During the Mughal period, the Rupee became the standard currency of India. The Mughal Rupee, a silver coin, was renowned for its purity and uniformity, which facilitated trade and economic growth.
The British East India Company gained control over much of India in the 18th and 19th centuries. The Company continued to issue Rupees, but with the effigy of the British monarch, symbolizing British rule. In 1858, following the Indian Rebellion of 1857, the British Crown took over India from the Company, and the Rupee became the official currency of colonial India.
The British introduced the Gold Standard in India in 1898, pegging the Rupee to gold at a fixed rate. However, the outbreak of World War I disrupted the Gold Standard, leading to the devaluation of the Rupee.
Post-independence in 1947, India faced the enormous task of establishing a new monetary system. The Indian Rupee (INR) was introduced as the official currency of the Republic of India. The Reserve Bank of India (RBI), established in 1935, was given the sole right to issue banknotes.
In 1957, the Indian government introduced the decimal system, dividing the Rupee into 100 smaller units known as paise. Around the same time, India embarked on a series of five-year plans aimed at achieving economic self-sufficiency. These policies, combined with political instability and wars, led to a balance of payments crisis in 1966, forcing India to devalue the Rupee.

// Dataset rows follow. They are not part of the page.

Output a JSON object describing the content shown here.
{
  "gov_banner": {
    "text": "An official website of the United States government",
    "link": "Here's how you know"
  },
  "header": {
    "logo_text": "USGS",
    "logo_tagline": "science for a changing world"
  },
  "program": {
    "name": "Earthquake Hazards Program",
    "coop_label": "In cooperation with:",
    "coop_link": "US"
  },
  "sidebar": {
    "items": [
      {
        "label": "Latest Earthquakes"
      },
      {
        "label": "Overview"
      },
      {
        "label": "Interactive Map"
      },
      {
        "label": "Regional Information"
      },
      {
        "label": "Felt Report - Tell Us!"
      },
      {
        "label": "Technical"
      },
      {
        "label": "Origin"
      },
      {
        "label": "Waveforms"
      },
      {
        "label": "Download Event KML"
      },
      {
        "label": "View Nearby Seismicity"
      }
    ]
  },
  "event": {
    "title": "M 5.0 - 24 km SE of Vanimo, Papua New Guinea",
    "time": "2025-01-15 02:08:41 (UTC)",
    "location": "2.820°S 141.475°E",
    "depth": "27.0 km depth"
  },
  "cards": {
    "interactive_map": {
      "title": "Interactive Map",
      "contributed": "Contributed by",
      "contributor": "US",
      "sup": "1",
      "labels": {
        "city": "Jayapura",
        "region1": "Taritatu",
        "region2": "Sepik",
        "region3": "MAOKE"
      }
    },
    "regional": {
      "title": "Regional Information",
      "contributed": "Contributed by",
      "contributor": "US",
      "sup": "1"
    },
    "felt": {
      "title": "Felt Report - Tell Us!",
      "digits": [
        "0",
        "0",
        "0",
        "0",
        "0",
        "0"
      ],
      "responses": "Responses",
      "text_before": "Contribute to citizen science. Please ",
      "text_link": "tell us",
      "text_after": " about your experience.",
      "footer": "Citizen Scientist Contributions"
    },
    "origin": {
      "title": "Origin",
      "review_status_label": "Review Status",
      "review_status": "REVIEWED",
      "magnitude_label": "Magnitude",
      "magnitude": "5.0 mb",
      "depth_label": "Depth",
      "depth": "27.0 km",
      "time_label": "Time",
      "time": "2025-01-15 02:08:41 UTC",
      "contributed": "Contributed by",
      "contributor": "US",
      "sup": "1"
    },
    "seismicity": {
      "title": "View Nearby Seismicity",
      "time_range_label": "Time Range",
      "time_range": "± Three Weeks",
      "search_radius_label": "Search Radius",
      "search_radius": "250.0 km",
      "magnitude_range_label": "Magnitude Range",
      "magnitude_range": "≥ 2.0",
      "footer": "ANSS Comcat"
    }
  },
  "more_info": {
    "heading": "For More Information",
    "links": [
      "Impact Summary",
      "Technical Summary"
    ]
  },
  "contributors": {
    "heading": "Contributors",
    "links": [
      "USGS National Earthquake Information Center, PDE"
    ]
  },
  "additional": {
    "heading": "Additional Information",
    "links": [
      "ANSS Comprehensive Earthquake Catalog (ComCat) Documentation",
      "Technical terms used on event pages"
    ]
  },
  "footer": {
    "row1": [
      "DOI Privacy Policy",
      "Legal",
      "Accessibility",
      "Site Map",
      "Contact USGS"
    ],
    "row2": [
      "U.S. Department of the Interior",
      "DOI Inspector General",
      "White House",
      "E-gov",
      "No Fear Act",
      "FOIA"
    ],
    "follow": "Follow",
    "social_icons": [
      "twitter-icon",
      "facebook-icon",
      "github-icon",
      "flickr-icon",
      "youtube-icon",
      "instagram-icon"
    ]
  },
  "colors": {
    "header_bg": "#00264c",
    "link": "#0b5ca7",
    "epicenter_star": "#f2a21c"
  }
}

The 1970s and 1980s were marked by high inflation and fiscal deficits, leading to further devaluations of the Rupee. In 1991, a severe balance of payments crisis forced India to liberalize its economy and initiate economic reforms. As part of these reforms, the Rupee was made partially convertible in 1993 under the Liberalized Exchange Rate Management System (LERMS).
The 21st century has seen the Indian Rupee become fully convertible on the current account, reflecting India's integration into the global economy. However, the Rupee remains partially convertible on the capital account, with the RBI maintaining controls over capital flows.
In 2010, the Indian government introduced a new symbol for the Rupee (₹), reflecting India's growing economic influence. The design, chosen through a public competition, is a blend of the Devanagari "Ra" and the Roman "R", symbolizing India's cultural diversity and its integration with the global economy.
Despite these advances, the Indian Rupee has faced challenges, including high inflation, fiscal deficits, and volatility in international currency markets. These challenges reflect the broader issues facing India's economy, including the need for further economic reforms and infrastructure development.
In conclusion, the history of the Indian Rupee is a reflection of India's economic journey. From its origins in the Mughal era to its role in the modern Indian economy, the Rupee embodies the economic transformations that have shapedIndia. As India continues to grow and evolve, the Indian Rupee will undoubtedly continue to play a crucial role in the country's economic narrative. The future of the Rupee will be shaped by how effectively India navigates its economic challenges and capitalizes on its opportunities. As we look to the future, the Indian Rupee, like India itself, stands at the threshold of potential and promise.